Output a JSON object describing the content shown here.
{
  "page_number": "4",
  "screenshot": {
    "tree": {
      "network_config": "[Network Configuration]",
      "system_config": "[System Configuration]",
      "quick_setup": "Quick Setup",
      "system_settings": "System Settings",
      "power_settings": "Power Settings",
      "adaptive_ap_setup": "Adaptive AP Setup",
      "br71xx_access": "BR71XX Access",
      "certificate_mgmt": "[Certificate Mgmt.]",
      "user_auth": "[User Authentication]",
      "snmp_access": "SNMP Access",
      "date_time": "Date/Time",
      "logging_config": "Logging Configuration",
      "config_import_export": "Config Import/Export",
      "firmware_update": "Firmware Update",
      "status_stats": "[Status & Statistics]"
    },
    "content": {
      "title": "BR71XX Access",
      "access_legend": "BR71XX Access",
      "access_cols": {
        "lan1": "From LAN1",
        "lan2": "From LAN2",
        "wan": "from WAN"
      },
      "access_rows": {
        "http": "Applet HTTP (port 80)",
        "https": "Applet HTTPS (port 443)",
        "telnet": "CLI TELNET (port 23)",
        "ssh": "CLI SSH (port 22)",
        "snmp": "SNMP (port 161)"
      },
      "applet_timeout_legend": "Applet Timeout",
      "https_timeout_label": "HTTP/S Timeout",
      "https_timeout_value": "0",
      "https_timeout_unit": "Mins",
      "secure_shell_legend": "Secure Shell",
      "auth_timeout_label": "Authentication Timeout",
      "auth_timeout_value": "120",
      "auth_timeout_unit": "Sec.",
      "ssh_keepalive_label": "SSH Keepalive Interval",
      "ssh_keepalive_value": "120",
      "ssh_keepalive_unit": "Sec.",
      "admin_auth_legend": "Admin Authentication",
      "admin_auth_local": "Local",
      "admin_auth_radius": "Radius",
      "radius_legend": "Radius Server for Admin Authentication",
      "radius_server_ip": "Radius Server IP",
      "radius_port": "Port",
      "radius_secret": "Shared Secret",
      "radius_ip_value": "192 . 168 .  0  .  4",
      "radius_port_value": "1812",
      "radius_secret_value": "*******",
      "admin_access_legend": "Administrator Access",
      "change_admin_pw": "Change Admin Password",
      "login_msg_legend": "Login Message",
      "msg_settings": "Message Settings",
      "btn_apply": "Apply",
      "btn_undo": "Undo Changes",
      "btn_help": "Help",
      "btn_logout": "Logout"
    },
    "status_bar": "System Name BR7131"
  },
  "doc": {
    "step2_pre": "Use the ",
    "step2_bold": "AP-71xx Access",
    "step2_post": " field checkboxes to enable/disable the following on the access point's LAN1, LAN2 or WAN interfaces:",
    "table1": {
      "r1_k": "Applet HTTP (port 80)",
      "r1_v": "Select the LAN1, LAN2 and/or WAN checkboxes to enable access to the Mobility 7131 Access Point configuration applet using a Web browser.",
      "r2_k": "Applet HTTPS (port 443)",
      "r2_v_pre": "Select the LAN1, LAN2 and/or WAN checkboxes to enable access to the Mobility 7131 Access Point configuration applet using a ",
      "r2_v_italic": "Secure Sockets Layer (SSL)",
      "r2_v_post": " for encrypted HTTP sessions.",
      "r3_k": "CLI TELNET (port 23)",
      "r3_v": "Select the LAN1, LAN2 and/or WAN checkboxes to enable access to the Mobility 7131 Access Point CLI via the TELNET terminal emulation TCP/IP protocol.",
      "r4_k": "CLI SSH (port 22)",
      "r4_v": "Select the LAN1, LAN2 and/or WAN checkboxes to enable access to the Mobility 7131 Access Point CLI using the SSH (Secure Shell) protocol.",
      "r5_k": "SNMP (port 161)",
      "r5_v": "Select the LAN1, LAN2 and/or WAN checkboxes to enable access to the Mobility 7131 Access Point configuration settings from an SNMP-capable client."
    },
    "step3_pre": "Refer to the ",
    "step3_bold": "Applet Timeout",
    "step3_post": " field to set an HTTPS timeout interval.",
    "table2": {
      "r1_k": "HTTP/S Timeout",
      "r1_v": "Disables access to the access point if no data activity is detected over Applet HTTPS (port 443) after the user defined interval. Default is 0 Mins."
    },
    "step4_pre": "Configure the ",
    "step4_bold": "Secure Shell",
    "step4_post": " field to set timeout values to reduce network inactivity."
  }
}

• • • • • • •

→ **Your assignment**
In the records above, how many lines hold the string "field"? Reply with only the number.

→ **Exercise solution**
3